Information supplied.

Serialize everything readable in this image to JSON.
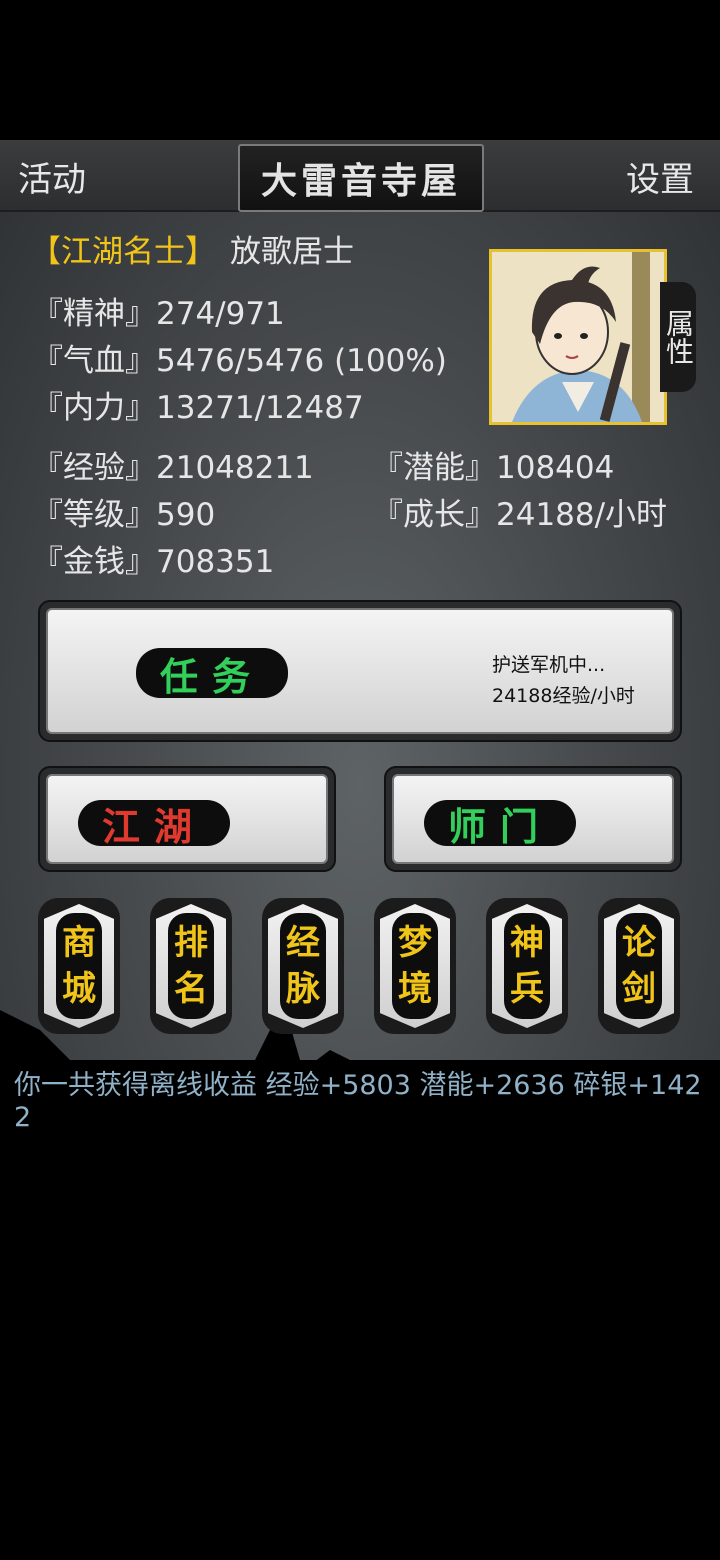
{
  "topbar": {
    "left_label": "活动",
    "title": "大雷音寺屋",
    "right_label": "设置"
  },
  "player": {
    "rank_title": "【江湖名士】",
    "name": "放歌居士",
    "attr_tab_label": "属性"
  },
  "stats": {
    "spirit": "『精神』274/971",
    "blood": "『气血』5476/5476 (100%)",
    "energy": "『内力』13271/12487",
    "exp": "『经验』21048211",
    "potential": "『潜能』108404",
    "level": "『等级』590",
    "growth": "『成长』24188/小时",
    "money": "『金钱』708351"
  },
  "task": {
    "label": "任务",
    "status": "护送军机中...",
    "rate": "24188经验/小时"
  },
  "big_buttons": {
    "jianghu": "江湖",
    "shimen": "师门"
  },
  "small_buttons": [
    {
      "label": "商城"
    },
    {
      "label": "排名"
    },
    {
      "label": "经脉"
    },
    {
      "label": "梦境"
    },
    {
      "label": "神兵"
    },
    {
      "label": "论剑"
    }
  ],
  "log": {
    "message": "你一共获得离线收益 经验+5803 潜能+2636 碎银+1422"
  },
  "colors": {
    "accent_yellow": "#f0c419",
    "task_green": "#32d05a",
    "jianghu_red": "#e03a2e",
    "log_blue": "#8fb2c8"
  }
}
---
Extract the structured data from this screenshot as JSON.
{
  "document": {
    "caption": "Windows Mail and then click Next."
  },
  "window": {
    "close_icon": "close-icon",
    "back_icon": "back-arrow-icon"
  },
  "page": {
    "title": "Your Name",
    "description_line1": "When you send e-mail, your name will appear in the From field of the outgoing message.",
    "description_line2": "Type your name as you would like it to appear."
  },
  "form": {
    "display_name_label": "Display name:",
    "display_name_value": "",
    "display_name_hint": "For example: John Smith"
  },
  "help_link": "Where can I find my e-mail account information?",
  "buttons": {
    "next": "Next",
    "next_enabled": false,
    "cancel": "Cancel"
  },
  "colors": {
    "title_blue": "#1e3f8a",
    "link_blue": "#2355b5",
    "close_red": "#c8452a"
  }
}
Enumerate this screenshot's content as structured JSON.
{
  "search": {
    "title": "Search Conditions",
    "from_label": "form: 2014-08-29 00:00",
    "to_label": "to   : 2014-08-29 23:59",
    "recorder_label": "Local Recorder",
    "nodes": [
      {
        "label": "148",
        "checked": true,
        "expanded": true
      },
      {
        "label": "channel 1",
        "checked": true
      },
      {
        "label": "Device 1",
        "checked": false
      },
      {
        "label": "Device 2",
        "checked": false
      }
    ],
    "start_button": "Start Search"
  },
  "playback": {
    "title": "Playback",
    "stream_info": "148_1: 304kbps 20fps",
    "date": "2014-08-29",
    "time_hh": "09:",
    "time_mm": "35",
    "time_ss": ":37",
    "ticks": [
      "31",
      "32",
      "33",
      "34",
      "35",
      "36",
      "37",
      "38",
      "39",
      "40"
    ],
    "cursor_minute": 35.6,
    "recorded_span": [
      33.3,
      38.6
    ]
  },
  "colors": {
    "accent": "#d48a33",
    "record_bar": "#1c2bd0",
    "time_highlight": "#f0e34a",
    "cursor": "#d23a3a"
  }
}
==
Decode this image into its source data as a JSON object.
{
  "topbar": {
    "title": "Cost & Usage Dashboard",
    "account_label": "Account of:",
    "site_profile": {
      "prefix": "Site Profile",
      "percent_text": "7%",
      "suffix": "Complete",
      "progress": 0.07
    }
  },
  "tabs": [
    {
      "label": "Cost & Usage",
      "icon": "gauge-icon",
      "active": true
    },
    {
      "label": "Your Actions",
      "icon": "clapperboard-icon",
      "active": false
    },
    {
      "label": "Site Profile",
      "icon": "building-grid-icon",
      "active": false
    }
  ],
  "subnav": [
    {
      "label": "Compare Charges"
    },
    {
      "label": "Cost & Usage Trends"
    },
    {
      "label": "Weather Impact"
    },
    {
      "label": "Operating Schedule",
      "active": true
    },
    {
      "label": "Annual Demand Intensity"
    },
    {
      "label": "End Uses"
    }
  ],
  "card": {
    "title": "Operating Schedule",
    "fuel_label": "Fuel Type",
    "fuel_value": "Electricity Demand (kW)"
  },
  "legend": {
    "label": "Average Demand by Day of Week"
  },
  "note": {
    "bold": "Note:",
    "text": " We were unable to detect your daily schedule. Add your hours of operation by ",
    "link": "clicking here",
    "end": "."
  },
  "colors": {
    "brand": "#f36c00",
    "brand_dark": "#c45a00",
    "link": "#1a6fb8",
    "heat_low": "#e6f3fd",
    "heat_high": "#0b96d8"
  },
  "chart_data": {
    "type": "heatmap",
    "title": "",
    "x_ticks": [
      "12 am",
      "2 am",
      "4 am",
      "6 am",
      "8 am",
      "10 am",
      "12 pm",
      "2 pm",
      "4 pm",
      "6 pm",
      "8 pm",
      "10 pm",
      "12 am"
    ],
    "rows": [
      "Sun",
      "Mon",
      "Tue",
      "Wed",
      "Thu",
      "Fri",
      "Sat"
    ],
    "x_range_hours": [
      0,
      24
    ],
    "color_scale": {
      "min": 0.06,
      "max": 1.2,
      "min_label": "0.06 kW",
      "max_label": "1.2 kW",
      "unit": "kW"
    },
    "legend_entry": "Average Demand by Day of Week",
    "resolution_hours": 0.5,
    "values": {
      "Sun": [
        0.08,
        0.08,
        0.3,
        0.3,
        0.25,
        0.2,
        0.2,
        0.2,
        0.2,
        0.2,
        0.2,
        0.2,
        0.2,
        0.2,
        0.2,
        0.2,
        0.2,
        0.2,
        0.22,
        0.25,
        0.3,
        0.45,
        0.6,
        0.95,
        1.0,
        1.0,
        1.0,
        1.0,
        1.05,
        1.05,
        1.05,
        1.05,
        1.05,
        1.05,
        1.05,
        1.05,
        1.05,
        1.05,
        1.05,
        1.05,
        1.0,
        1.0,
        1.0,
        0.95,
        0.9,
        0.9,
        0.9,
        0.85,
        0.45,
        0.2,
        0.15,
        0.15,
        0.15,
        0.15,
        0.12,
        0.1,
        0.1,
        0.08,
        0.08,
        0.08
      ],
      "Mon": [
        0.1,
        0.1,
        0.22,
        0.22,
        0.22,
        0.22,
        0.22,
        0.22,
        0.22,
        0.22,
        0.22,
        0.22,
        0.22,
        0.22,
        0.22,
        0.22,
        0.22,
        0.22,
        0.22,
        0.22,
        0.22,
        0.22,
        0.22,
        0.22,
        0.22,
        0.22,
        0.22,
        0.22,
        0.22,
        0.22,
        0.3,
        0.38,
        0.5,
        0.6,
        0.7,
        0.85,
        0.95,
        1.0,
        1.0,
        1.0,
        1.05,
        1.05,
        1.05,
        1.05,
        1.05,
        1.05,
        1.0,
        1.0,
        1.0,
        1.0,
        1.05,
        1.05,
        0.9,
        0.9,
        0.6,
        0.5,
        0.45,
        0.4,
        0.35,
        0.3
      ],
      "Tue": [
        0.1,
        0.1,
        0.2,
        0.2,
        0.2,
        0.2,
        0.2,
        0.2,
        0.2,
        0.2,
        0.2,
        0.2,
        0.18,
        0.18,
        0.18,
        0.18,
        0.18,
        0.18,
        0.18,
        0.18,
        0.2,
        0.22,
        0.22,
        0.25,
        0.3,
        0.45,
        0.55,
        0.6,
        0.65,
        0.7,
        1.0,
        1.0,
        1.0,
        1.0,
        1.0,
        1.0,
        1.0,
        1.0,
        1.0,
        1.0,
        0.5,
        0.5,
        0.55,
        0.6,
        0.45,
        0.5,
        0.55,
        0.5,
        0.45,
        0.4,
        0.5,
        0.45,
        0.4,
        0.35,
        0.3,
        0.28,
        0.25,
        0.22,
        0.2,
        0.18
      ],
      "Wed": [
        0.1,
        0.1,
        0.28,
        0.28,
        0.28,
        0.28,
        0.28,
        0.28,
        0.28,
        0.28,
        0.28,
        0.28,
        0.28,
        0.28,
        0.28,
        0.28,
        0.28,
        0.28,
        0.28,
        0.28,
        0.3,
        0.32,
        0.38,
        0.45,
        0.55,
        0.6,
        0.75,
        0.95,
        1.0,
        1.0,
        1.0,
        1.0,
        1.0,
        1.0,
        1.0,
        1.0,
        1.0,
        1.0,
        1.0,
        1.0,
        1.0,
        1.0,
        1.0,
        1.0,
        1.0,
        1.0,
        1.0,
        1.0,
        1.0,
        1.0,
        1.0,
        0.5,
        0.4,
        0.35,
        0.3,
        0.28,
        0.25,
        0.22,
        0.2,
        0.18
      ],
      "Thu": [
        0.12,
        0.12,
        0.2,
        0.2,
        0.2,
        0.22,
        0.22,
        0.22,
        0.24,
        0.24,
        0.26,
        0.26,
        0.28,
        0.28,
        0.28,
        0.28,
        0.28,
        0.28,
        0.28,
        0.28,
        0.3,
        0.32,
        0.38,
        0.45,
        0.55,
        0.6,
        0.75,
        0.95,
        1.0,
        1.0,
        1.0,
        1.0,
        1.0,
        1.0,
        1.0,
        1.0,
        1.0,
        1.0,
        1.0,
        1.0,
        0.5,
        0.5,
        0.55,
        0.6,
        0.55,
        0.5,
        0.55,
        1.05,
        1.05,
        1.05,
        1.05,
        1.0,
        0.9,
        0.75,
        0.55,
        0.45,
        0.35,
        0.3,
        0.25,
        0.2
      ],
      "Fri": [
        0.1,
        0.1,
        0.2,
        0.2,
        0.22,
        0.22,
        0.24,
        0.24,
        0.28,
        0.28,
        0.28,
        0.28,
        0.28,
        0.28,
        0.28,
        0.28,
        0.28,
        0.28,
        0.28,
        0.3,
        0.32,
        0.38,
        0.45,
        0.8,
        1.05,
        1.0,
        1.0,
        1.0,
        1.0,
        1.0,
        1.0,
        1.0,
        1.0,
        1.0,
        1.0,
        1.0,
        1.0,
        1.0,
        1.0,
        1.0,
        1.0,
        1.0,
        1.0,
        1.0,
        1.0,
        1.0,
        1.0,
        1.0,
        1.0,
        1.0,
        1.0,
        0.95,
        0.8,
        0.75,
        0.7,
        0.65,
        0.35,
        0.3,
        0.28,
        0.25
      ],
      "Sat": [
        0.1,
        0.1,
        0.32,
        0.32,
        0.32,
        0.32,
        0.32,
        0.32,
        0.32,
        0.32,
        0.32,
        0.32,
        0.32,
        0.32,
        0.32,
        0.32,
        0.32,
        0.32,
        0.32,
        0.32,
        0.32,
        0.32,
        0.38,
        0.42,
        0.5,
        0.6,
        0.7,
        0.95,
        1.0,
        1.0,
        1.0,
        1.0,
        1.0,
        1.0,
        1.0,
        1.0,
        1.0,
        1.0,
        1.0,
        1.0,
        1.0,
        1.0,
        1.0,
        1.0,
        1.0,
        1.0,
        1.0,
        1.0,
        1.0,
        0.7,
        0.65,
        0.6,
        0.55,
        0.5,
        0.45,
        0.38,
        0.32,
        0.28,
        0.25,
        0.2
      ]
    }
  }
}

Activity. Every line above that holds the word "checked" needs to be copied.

Solution for this problem.
        "checked": true,
        "checked": true
        "checked": false
        "checked": false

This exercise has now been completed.